Before marketing professionals and companies adopt new channels to market, they have to extensively research and consider the advantages, and potential challenges, to each new marketing opportunity. As seen in many circumstances, becoming the first to adopt a new piece of technology, can dictate the success, or failure, of a company down the road. The problem however is, that marketers have to know what pieces of technology, for example, social media websites, consumers use and somehow convert that knowledge into marketing strategy to either increase sales, maintain their current customers, gain new customers or explain a new way to use their product or service. Unfortunately marketers face another dilemma trying to predict what will be the new innovative ways they can communicate messages with society. David Norman discovered and labeled what is known as the technology S-curve, which can relate to the diffusion of innovations. Adoption of new methods in the beginning, related to social media marketing in this scenario, is typically slow, because marketers can not predict the future and know that one social media platform will be used more, or will be more effective, than another. This only adds to the challenges that marketers incur; they want to be ahead of the game, but it is challenging to know what new forms of communication will be adopted by consumers and other marketing professionals. Since profitability is key, a marketer does not want to waste time using a new method of communication, when it may not be the most effective form. As seen in the chart below (“,” 2009), the majority, about 64 percent, are the mainstream and late adopters, who lie in the middle (Flew, 2008).


This provides statistical evidence for the dilemma faced by marketers; if they use a new form of communication, they may not know if the communication will be effective or not until they have already invested a significant amount of time and funds into it, since others may not adopt new methods as rapidly as they are.

Once marketers have decided their new strategies they wish to adopt, they have to then use such methods quickly and appropriately to satisfy consumer demands. According to Moore’s Law, [the diffusion of innovations] does not actually define the rate … but rather how fast [something is] demanded.” (Malone,  2011). Businesses, like marketers, have to be able to listen to what their consumers are demanding and act accordingly. For example, many industry professionals are now “tweeting,” on Twitter and publishing blogs about the most recent industry news. It has been said that social media platforms are, “the marketing of the future,” (Engle, 2009). With this key insight, businesses have been responding to the demand for a larger presence on social media webpages and have become users of Twitter, Facebook and blogging websites to stay connected to their consumers. Businesses are working with their strengths and listening to their customers, overcoming what is known as the innovators dilemma (Flew, 2008). Companies have numerous new social media marketing channels to choose from, but the key is to choose which will be the most effective to communicate with their desired target market and target audience. By keeping up with what consumers are demanding via internet marketing channels, they can show their customers that they are at the top of their industry.
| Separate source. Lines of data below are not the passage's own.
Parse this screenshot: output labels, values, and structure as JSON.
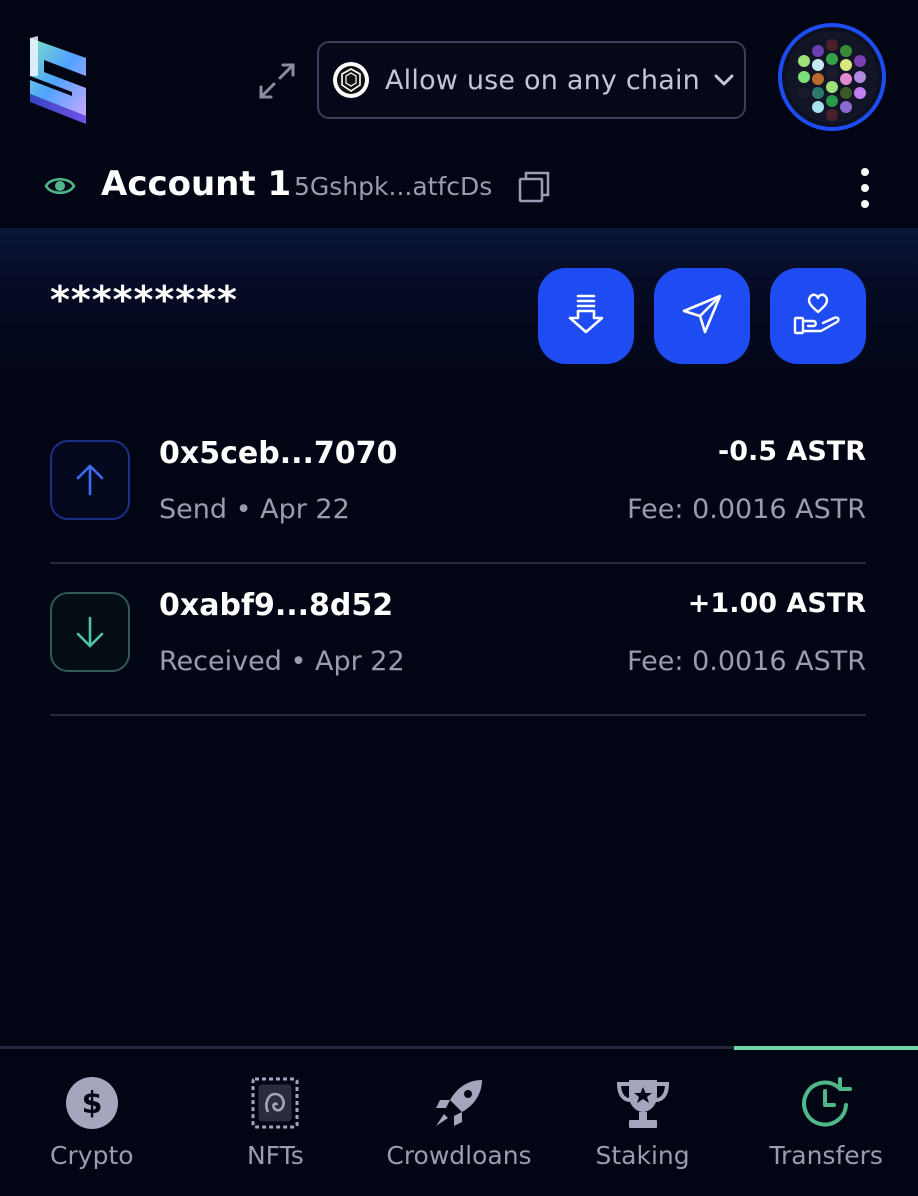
{
  "header": {
    "chain_selector": {
      "label": "Allow use on any chain",
      "icon": "chain-cube-icon"
    },
    "avatar": {
      "icon": "identicon"
    }
  },
  "account": {
    "name": "Account 1",
    "address": "5Gshpk...atfcDs"
  },
  "balance": {
    "value": "*********"
  },
  "actions": [
    {
      "name": "receive-button",
      "icon": "download-arrow-icon"
    },
    {
      "name": "send-button",
      "icon": "paper-plane-icon"
    },
    {
      "name": "donate-button",
      "icon": "heart-hand-icon"
    }
  ],
  "transactions": [
    {
      "hash": "0x5ceb...7070",
      "type": "Send",
      "date": "Apr 22",
      "amount": "-0.5 ASTR",
      "fee": "Fee: 0.0016 ASTR",
      "direction": "out"
    },
    {
      "hash": "0xabf9...8d52",
      "type": "Received",
      "date": "Apr 22",
      "amount": "+1.00 ASTR",
      "fee": "Fee: 0.0016 ASTR",
      "direction": "in"
    }
  ],
  "nav": [
    {
      "label": "Crypto",
      "icon": "dollar-coin-icon"
    },
    {
      "label": "NFTs",
      "icon": "nft-stamp-icon"
    },
    {
      "label": "Crowdloans",
      "icon": "rocket-icon"
    },
    {
      "label": "Staking",
      "icon": "trophy-icon"
    },
    {
      "label": "Transfers",
      "icon": "clock-history-icon",
      "active": true
    }
  ],
  "colors": {
    "background": "#020514",
    "accent": "#1f4cf2",
    "active_tab": "#6ed6a5",
    "muted_text": "#9a9db0"
  }
}
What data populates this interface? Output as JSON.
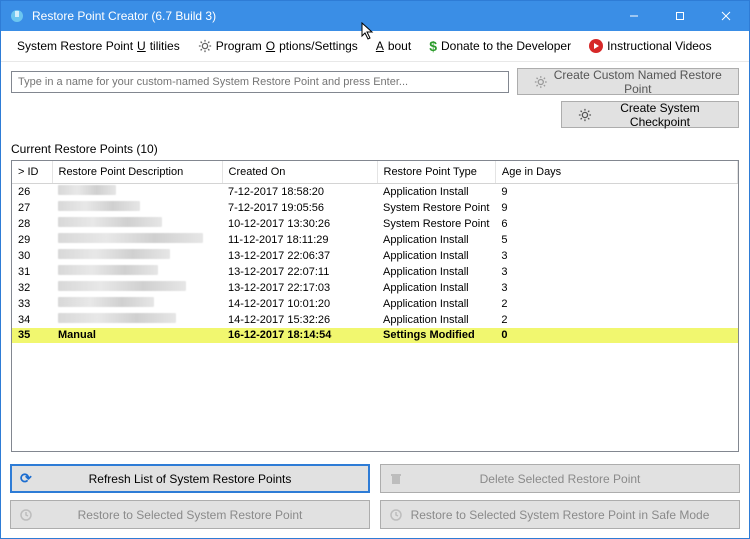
{
  "window": {
    "title": "Restore Point Creator (6.7 Build 3)"
  },
  "menu": {
    "utilities_pre": "System Restore Point ",
    "utilities_u": "U",
    "utilities_post": "tilities",
    "options_pre": "Program ",
    "options_u": "O",
    "options_post": "ptions/Settings",
    "about_u": "A",
    "about_post": "bout",
    "donate": "Donate to the Developer",
    "videos": "Instructional Videos"
  },
  "top": {
    "name_placeholder": "Type in a name for your custom-named System Restore Point and press Enter...",
    "create_custom": "Create Custom Named Restore Point",
    "create_checkpoint": "Create System Checkpoint"
  },
  "section_label": "Current Restore Points (10)",
  "columns": {
    "id": "> ID",
    "desc": "Restore Point Description",
    "created": "Created On",
    "type": "Restore Point Type",
    "age": "Age in Days"
  },
  "rows": [
    {
      "id": "26",
      "desc": "",
      "created": "7-12-2017 18:58:20",
      "type": "Application Install",
      "age": "9",
      "blur_w": 58
    },
    {
      "id": "27",
      "desc": "",
      "created": "7-12-2017 19:05:56",
      "type": "System Restore Point",
      "age": "9",
      "blur_w": 82
    },
    {
      "id": "28",
      "desc": "",
      "created": "10-12-2017 13:30:26",
      "type": "System Restore Point",
      "age": "6",
      "blur_w": 104
    },
    {
      "id": "29",
      "desc": "",
      "created": "11-12-2017 18:11:29",
      "type": "Application Install",
      "age": "5",
      "blur_w": 145
    },
    {
      "id": "30",
      "desc": "",
      "created": "13-12-2017 22:06:37",
      "type": "Application Install",
      "age": "3",
      "blur_w": 112
    },
    {
      "id": "31",
      "desc": "",
      "created": "13-12-2017 22:07:11",
      "type": "Application Install",
      "age": "3",
      "blur_w": 100
    },
    {
      "id": "32",
      "desc": "",
      "created": "13-12-2017 22:17:03",
      "type": "Application Install",
      "age": "3",
      "blur_w": 128
    },
    {
      "id": "33",
      "desc": "",
      "created": "14-12-2017 10:01:20",
      "type": "Application Install",
      "age": "2",
      "blur_w": 96
    },
    {
      "id": "34",
      "desc": "",
      "created": "14-12-2017 15:32:26",
      "type": "Application Install",
      "age": "2",
      "blur_w": 118
    },
    {
      "id": "35",
      "desc": "Manual",
      "created": "16-12-2017 18:14:54",
      "type": "Settings Modified",
      "age": "0",
      "highlight": true
    }
  ],
  "buttons": {
    "refresh": "Refresh List of System Restore Points",
    "delete": "Delete Selected Restore Point",
    "restore": "Restore to Selected System Restore Point",
    "restore_safe": "Restore to Selected System Restore Point in Safe Mode"
  }
}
No matter the industry, a company must evolve and quickly adapt to consumer needs and demands. Businesses, such as marketing agencies, have to listen and observe the way in which the marketplace is shifting and adjust their business plans to fit these changes demanded by consumers. For now, marketers may feel comfortable using social media platforms to communicate messages, but the question others, among myself now ponder is, what will be next? 


Engle, Erika. (2009, August 23). Twitter is business and marketing tool for realtor. . Retrieved from

Flew, Terry. (2008). New media: An introduction. (3 ed., pp. 207-210). Victoria, Australia: Oxford University Press.

Malone, Michael S. (2011, May 08). Moore’s law lives: the future is still alive [Web log message]. Retrieved from (2009, December 10). Retrieved from